PANAMA CITY — U.S. President Donald Trump's company appealed directly to Panama's president to intervene in its fight over control of a luxury hotel, even invoking a treaty between the two countries, in what ethics experts say was a blatant mingling of Trump's business and government interests.
That appeal in a letter last month from lawyers for the Trump Organization to Panamanian President Juan Carlos Varela was apparently unsuccessful — an emergency arbitrator made days later declined to reinstate the Trump management team to the waterfront hotel in Panama City. But it provides hard proof of exactly the kind of conflict experts feared when Trump refused to divest from a sprawling empire that includes hotels, golf courses, licensing deals and other interests in more than 20 countries.
"This could be the clearest example we've seen of a conflict of interest stemming from the president's role as head of state in connection with other countries and his business interests," said Danielle Brian, executive director of The Project on Government Oversight, a Washington ethics and good government organization.
In the March 22 letter to Varela, a copy of which was obtained by The Associated Press, lawyers for the Trump Organization "URGENTLY" request the Panamanian leader's influence to help reverse the company's acrimonious eviction as managers of the 70-story luxury high-rise once known as the Trump Ocean Club International Hotel & Tower.
While never mentioning Trump or his role as president, the letter says lawyers representing the Trump Organization were aware of "the separation of powers" in Panama but essentially asks the country's president to intervene in the judicial process anyway. It goes on to say that the eviction violates an investment treaty signed by the two countries and suggests that the Panamanian government, not the hotel's new management team, could be blamed for any wrongdoing.
"We appreciate your influence in order to avoid that these damages are attributed not to the other party, but to the Panamanian government," said the letter, which was copied to Panamanian Cabinet officials, as well as the presidents of the Supreme Court and National Assembly.
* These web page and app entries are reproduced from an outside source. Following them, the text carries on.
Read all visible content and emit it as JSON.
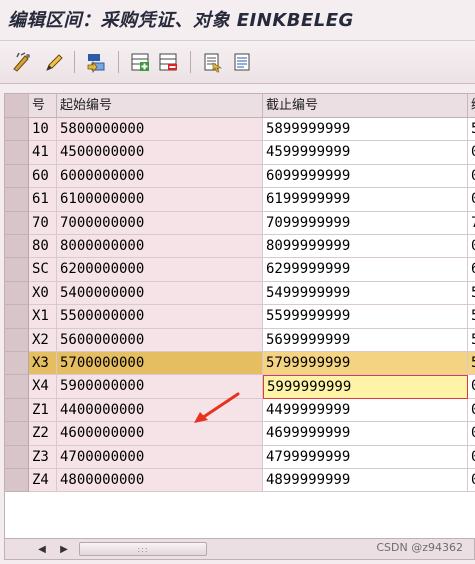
{
  "window": {
    "title": "编辑区间：采购凭证、对象 EINKBELEG"
  },
  "toolbar": {
    "icons": [
      "change-mode-icon",
      "edit-icon",
      "select-icon",
      "insert-row-icon",
      "delete-row-icon",
      "detail-icon",
      "overview-icon"
    ]
  },
  "table": {
    "columns": [
      "号",
      "起始编号",
      "截止编号",
      "编"
    ],
    "rows": [
      {
        "no": "10",
        "from": "5800000000",
        "to": "5899999999",
        "extra": "5"
      },
      {
        "no": "41",
        "from": "4500000000",
        "to": "4599999999",
        "extra": "0"
      },
      {
        "no": "60",
        "from": "6000000000",
        "to": "6099999999",
        "extra": "0"
      },
      {
        "no": "61",
        "from": "6100000000",
        "to": "6199999999",
        "extra": "0"
      },
      {
        "no": "70",
        "from": "7000000000",
        "to": "7099999999",
        "extra": "7"
      },
      {
        "no": "80",
        "from": "8000000000",
        "to": "8099999999",
        "extra": "0"
      },
      {
        "no": "SC",
        "from": "6200000000",
        "to": "6299999999",
        "extra": "6"
      },
      {
        "no": "X0",
        "from": "5400000000",
        "to": "5499999999",
        "extra": "5"
      },
      {
        "no": "X1",
        "from": "5500000000",
        "to": "5599999999",
        "extra": "5"
      },
      {
        "no": "X2",
        "from": "5600000000",
        "to": "5699999999",
        "extra": "5"
      },
      {
        "no": "X3",
        "from": "5700000000",
        "to": "5799999999",
        "extra": "5"
      },
      {
        "no": "X4",
        "from": "5900000000",
        "to": "5999999999",
        "extra": "0"
      },
      {
        "no": "Z1",
        "from": "4400000000",
        "to": "4499999999",
        "extra": "0"
      },
      {
        "no": "Z2",
        "from": "4600000000",
        "to": "4699999999",
        "extra": "0"
      },
      {
        "no": "Z3",
        "from": "4700000000",
        "to": "4799999999",
        "extra": "0"
      },
      {
        "no": "Z4",
        "from": "4800000000",
        "to": "4899999999",
        "extra": "0"
      }
    ],
    "highlighted_row": "X3",
    "focused_row": "X4"
  },
  "scrollbar": {
    "left_arrow": "◀",
    "right_arrow": "▶",
    "thumb_grip": ":::"
  },
  "watermark": "CSDN @z94362",
  "colors": {
    "accent_highlight": "#f4d482",
    "focus_border": "#e03a3a",
    "arrow": "#e8321e"
  }
}
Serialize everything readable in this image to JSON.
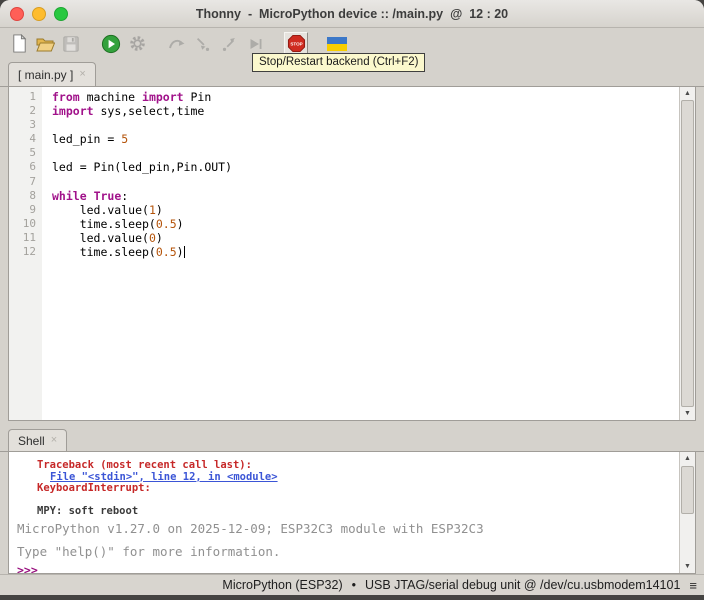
{
  "window": {
    "title": "Thonny  -  MicroPython device :: /main.py  @  12 : 20"
  },
  "toolbar": {
    "tooltip": "Stop/Restart backend (Ctrl+F2)",
    "stop_label": "STOP",
    "buttons": [
      {
        "id": "new-file",
        "enabled": true
      },
      {
        "id": "open-file",
        "enabled": true
      },
      {
        "id": "save",
        "enabled": false
      },
      {
        "id": "run",
        "enabled": true
      },
      {
        "id": "debug",
        "enabled": false
      },
      {
        "id": "step-over",
        "enabled": false
      },
      {
        "id": "step-into",
        "enabled": false
      },
      {
        "id": "step-out",
        "enabled": false
      },
      {
        "id": "resume",
        "enabled": false
      },
      {
        "id": "stop-restart",
        "enabled": true,
        "hovered": true
      },
      {
        "id": "support-ukraine",
        "enabled": true
      }
    ]
  },
  "editor": {
    "tab_label": "[ main.py ]",
    "close_glyph": "×",
    "lines": [
      {
        "n": 1,
        "tokens": [
          {
            "s": "from",
            "c": "kw"
          },
          {
            "s": " machine ",
            "c": "p"
          },
          {
            "s": "import",
            "c": "kw"
          },
          {
            "s": " Pin",
            "c": "p"
          }
        ]
      },
      {
        "n": 2,
        "tokens": [
          {
            "s": "import",
            "c": "kw"
          },
          {
            "s": " sys,select,time",
            "c": "p"
          }
        ]
      },
      {
        "n": 3,
        "tokens": []
      },
      {
        "n": 4,
        "tokens": [
          {
            "s": "led_pin = ",
            "c": "p"
          },
          {
            "s": "5",
            "c": "num"
          }
        ]
      },
      {
        "n": 5,
        "tokens": []
      },
      {
        "n": 6,
        "tokens": [
          {
            "s": "led = Pin(led_pin,Pin.OUT)",
            "c": "p"
          }
        ]
      },
      {
        "n": 7,
        "tokens": []
      },
      {
        "n": 8,
        "tokens": [
          {
            "s": "while",
            "c": "kw"
          },
          {
            "s": " ",
            "c": "p"
          },
          {
            "s": "True",
            "c": "kw"
          },
          {
            "s": ":",
            "c": "p"
          }
        ]
      },
      {
        "n": 9,
        "tokens": [
          {
            "s": "    led.value(",
            "c": "p"
          },
          {
            "s": "1",
            "c": "num"
          },
          {
            "s": ")",
            "c": "p"
          }
        ]
      },
      {
        "n": 10,
        "tokens": [
          {
            "s": "    time.sleep(",
            "c": "p"
          },
          {
            "s": "0.5",
            "c": "num"
          },
          {
            "s": ")",
            "c": "p"
          }
        ]
      },
      {
        "n": 11,
        "tokens": [
          {
            "s": "    led.value(",
            "c": "p"
          },
          {
            "s": "0",
            "c": "num"
          },
          {
            "s": ")",
            "c": "p"
          }
        ]
      },
      {
        "n": 12,
        "tokens": [
          {
            "s": "    time.sleep(",
            "c": "p"
          },
          {
            "s": "0.5",
            "c": "num"
          },
          {
            "s": ")",
            "c": "p"
          }
        ],
        "cursor": true
      }
    ]
  },
  "shell": {
    "tab_label": "Shell",
    "close_glyph": "×",
    "lines": [
      {
        "text": "Traceback (most recent call last):",
        "kind": "stderr",
        "indent": 1
      },
      {
        "text": "File \"<stdin>\", line 12, in <module>",
        "kind": "link",
        "indent": 2
      },
      {
        "text": "KeyboardInterrupt: ",
        "kind": "stderr",
        "indent": 1
      },
      {
        "text": "",
        "kind": "blank",
        "indent": 0
      },
      {
        "text": "MPY: soft reboot",
        "kind": "stdout",
        "indent": 1
      },
      {
        "text": "MicroPython v1.27.0 on 2025-12-09; ESP32C3 module with ESP32C3",
        "kind": "faded",
        "indent": 0
      },
      {
        "text": "Type \"help()\" for more information.",
        "kind": "faded",
        "indent": 0
      },
      {
        "text": ">>>",
        "kind": "prompt",
        "indent": 0
      }
    ]
  },
  "statusbar": {
    "backend": "MicroPython (ESP32)",
    "bullet": "•",
    "port": "USB JTAG/serial debug unit @ /dev/cu.usbmodem14101",
    "menu_glyph": "≡"
  },
  "colors": {
    "keyword": "#a1128a",
    "number": "#b45309",
    "shell_error": "#c62828",
    "shell_link": "#3b55d6",
    "shell_faded": "#909090",
    "prompt": "#970c7c",
    "run_green": "#33a13c",
    "stop_red": "#cf2b20",
    "flag_blue": "#3c78c8",
    "flag_yellow": "#f7ce00",
    "traffic_red": "#ff5f57",
    "traffic_yellow": "#febc2e",
    "traffic_green": "#28c840",
    "window_bg": "#d5d2cc",
    "tooltip_bg": "#fbf8cd"
  }
}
Late Monday, the Trump Organization made available a translated statement from its Panamanian lawyers, Britton & Iglesias, insisting that the letter to Varela was not an attempt to pressure him "or any other official of the government of Panama." The law firm said its appeal to Panama's government was "very common" and that it had not even informed Trump Organization officials of the move beforehand.
Five days after the law firm urged Varela's intervention, however, a court arbitrator ruled against reinstating the previous management, even though he agreed that Trump's company should not have been evicted while arbitration was ongoing.
A source in Varela's office who was not authorized to comment publicly confirmed receipt of the letter but his office did not respond to calls for comment.
Panama's foreign secretary, Isabel de Saint Malo, who also received a copy of the letter, said Monday: "I don't believe the executive branch has a position to take while the issue is in the judicial process."
The White House referred all questions to the Trump Organization, which did not respond until late Monday night.
Even if Trump was not directly involved in the dispute, his company's citation of the treaty and its appeal to Varela "implicitly traded on President Trump's name and power," said University of Minnesota political governance expert Lawrence Jacobs.
Despite frequent ethics complaints from critics and three current lawsuits accusing him of accepting gifts from foreign and state governments, Trump has clung to constitutional precedence holding that presidents are mostly immune from conflict-of-interest laws.
While most previous presidents have divested some financial assets and placed others in "blind trusts" they could not control during their tenures, Trump kept total control of the Trump Organization but ceded day-to-day management to two of his sons, Donald Jr. and Eric.
Brian said she and other ethicists worry that "this sets a low bar of standards for future presidents."
The bitter standoff in Panama began in October when the owners of the hotel — which was run by Trump under a management agreement — sought to fire his company, citing damage to Trump's brand and mismanagement by hotel officials. But the Trump Organization disputed its termination as illegitimate and refused to hand over the property.
It came to a head in early March, when Panamanian judicial officials sided with majority owner Orestes Fintiklis and a justice of the peace backed by police officers ordered the Trump management team to vacate the property. Workers immediately scrubbed Trump's signage from the hotel and renamed it The Bahia Grand Panama.
The emergency arbitration decision late last month said the case should have remained in arbitration and never gone to Panamanian courts. Both sides continue fighting over who violated the hotel management contract.